The New Democratic Party's youth wing has decided not to call on its members to replace Tom Mulcair after the NDP Leader privately addressed the group the day before the party's convention gets under way on Friday.
In a closed-door vote on Thursday that was evenly split, the Young New Democrats opted not to publicly disavow Mr. Mulcair, even after the executive issued an open letter calling for generational renewal and "a new style of leadership."
Some believe the tight vote will be emblematic of the results of the leadership review on Sunday.
"It's divided. It shows there are different opinions," said Sean English, a young delegate from Montreal.
Mr. Mulcair has refused to say how much support he thinks he needs to continue on as leader, referring only to the same "type" of number as 70 per cent put forward by outgoing party president Rebecca Blaikie. The NDP's constitution requires a result of 50 per cent plus one to remain but, historically, party leaders in Canada have only stayed on with much more support.

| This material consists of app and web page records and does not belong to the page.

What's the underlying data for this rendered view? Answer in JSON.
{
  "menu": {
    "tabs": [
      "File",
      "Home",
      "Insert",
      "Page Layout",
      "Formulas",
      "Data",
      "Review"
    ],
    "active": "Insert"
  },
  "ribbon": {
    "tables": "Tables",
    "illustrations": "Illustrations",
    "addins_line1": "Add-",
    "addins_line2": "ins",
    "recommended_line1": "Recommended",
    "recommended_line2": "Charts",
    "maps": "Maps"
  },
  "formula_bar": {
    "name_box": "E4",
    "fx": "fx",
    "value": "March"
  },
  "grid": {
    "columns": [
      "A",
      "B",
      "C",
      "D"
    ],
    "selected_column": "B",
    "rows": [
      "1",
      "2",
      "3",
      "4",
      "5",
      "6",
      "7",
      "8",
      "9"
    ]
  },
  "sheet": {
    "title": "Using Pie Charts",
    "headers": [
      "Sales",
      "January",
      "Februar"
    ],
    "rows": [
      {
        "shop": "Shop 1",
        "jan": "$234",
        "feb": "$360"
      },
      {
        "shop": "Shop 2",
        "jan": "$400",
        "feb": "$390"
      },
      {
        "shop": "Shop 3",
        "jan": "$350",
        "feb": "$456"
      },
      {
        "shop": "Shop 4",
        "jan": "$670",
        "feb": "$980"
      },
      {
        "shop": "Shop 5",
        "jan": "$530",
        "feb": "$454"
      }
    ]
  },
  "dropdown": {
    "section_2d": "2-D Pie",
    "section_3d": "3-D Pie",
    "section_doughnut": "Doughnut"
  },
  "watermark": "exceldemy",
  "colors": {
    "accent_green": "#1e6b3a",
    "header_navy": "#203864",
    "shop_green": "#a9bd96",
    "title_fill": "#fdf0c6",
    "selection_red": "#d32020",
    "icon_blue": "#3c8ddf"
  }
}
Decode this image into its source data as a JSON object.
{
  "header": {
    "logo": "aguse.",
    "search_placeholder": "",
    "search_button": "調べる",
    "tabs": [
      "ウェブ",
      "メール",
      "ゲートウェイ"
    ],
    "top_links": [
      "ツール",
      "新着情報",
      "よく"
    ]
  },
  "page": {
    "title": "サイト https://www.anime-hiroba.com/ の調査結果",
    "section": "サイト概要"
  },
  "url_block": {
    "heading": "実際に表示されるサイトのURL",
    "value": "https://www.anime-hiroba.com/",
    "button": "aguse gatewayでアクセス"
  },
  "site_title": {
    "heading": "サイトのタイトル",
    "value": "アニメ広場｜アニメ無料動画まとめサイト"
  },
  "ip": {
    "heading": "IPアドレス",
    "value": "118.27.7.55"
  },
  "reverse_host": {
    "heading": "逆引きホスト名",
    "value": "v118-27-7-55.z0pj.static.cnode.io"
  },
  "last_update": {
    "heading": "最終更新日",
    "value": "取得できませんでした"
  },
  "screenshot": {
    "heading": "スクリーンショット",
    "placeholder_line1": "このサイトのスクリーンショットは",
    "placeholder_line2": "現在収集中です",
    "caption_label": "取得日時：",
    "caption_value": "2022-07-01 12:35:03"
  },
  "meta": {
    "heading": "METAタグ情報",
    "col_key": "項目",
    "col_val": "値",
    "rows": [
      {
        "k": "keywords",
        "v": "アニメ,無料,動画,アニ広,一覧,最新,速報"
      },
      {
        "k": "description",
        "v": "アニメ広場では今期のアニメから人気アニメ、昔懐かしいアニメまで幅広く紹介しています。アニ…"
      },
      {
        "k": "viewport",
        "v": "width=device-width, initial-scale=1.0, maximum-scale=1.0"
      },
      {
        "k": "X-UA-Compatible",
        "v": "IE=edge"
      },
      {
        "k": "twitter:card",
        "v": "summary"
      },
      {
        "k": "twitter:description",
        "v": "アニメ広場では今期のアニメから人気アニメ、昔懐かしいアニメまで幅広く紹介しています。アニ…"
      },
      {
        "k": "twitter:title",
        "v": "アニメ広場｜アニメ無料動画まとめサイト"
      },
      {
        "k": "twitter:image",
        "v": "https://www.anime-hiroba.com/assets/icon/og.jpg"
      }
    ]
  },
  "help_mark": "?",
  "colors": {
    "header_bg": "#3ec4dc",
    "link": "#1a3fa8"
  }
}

About 1,500 delegates from across the country, with strong regional representation expected from the western provinces and Ontario, will decide Mr. Mulcair's fate. Several hundred delegates will be attending from the five labour unions whose leaders have come out in support of Mr. Mulcair's leadership, while other riding associations across the country say their members are divided.
The convention begins on Friday with a speech from Canadian Labour Congress president Hassan Yussuff, who has said Mr. Mulcair does not deserve another term as NDP Leader and predicted he will win less than 60 per cent of the vote on Sunday. Other speakers include Ontario NDP Leader Andrea Horwath on Friday and Alberta NDP Premier Rachel Notley on Saturday.
The roughly 80 youth delegates attending the convention will not be voting as a block and instead will make their own decisions on the leadership issue.
"We're already [getting] an opportunity to vote in the leadership review," said Nasha Brownridge, a youth delegate from Ottawa. "To me, it doesn't make sense for the organization as a whole to take that position when we're all going to get individual votes."
Others were disappointed by the youth wing's decision not to take a stand on Mr. Mulcair's leadership.
"The last election did not go well. It's a simple fact. I don't believe that a second try would have a different result," said John Hutton, a youth delegate from Halifax.
Mr. Mulcair spoke to the group and took questions for almost an hour on topics that included decriminalizing marijuana, supporting Palestinians and opposing the Trans-Pacific Partnership trade deal, according to youth members in the room. The session was not open to media.
"He acknowledged their concerns about the past campaign and he vowed to work closer with them going forward," Mr. Mulcair's spokesman, George Smith, wrote in an e-mail. "He also took the opportunity to thank them for all their hard work during the campaign."
The youth wing's outgoing secretary, Stefan Avlijas, who is calling for a leadership review, said he believes Mr. Mulcair is now "seeing which way the political winds are blowing."
Still, he said, Mr. Mulcair acknowledged the concerns laid out in the organization's letter, which noted that young people were not properly consulted during the last election campaign.
"It's heartening to see that the grassroots of the party still have the power in order to be able to direct change," Mr. Avlijas said.